Pervasive as Facebook is, not everyone uses the social service. Maybe they hate social networking, or they're frustrated with Facebook's continual privacy "oopsies," or they're not technologically savvy. How can you share content outside of Facebook's (somewhat) walled garden?
Tagged With email
It was recently confirmed that the new Gmail will contain a 'Confidential Mode' which will allow users send emails that will be destroyed after a set period of time.
This is cool and all, but there are still significant questions that need to be answered around compatibility and security.
The good news is that there are a bunch of alternative email clients that offer far more features and privacy.
Gmail is about to get a major facelift with a bunch of new features and an updated user interface. But along with many cosmetic changes come others that will chnage the way we use email.

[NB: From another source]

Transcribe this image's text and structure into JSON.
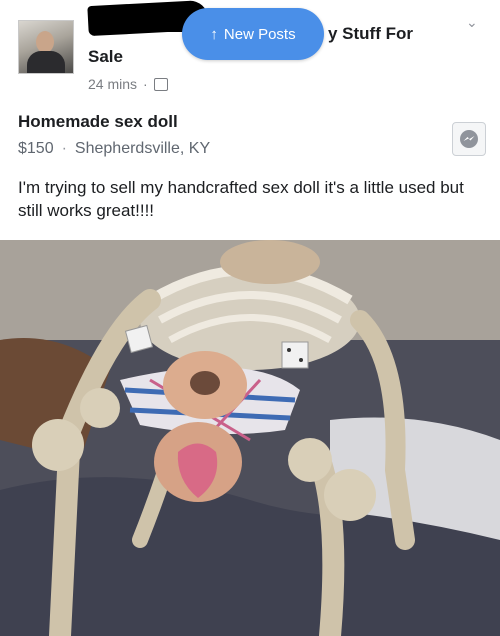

Among the updates that will be coming, you'll be able to mark messages as confidential which will give you lots of power over how email is handled.
When we last rounded up our staff's Weekly Upgrades, our editors were email batching, meal prepping, cleaning, and scheduling in extra downtime.
When we last rounded up our staff's Weekly Upgrades, our editors were installing our own bidets, cutting back on caffeine, and protecting ourselves from exercise-induced injury.
It can be hard to start an email, but it feels even worse when you're going insane after sending the same canned response to a question for the ninth time this week. If you'd like a little help replying to the messages in your ever-growing inbox, EasyEmail uses machine learning (along with your email data) to auto-generate potential replies you're too lazy to type yourself. (Whether the Chrome extension's features are worth a mild invasion of privacy is up to you.)
Email can be a magnet for mistakes. Sometimes, these mistakes are trivial: You add an extra letter to a proper noun somewhere in your message; you accidentally bold part of a word; you use a semicolon instead of a comma. All forgivable offences.
And sometimes, you look at the bar that separates the defensible from the absurd and think, "I can jump a lot higher than that."
A long, long time ago, having a good password was all you needed to make sure your Gmail (or other online) account was secure. Now, if you don't have two-factor authentication, or 2FA, then you're missing out on a really simple way to protect yourself. Why, then, do less than 10 per cent of Gmail users have 2FA enabled? Great question.
Gmail and Google Calendar integration is an embarrassment. Gmail can never recognise all the crucial event info, and to fix it you have to open up Google Calendar in a new tab, defeating the purpose. Thankfully there are third-party fixes, such as Pod for Gmail, which recognises event info and loads it into a full calendar event right inside your Gmail window.
Everyone made fun of the performative pep talk from that Ticketmaster bro who thinks working the holidays turns you into Usain Bolt, but he got one thing right: Most people, even if they're back in the office, aren't working hard between Christmas and New Year's Eve.
You might think that sending work emails is the worst. It's not. It's the second-worst. The worst is waiting for people to reply to your work emails. And some people just never reply, no matter how much you follow up. IT professional Antoinette Maria wrote about one of these problem co-workers, "Alex," a contact from another team who's holding up a whole project.
If you're buried under unanswered email, and find yourself constantly starting your replies with "Sorry for the delay," do what BuzzFeed reporter and creative miscreant Katie Notopoulos did: Answer your emails right away, with just a couple of words. She calls it "emailing like a CEO", the same phrase used in a 2001 New York Times piece about how high-tier executives tend to send terse, misspelled emails.
Click Frenzy was a couple of weeks ago now and, as you may remember, Lifehacker braved the long hours to live blog the whole thing. With good reason too! Some items were 99% off, including an LG 55" 4K TV that was going for just $10.
If you were one of the unlucky many who missed out on Click Frenzy's Go Wild deals - all hope is not lost. You may still have snagged a huge bargain despite being told you weren't quick enough.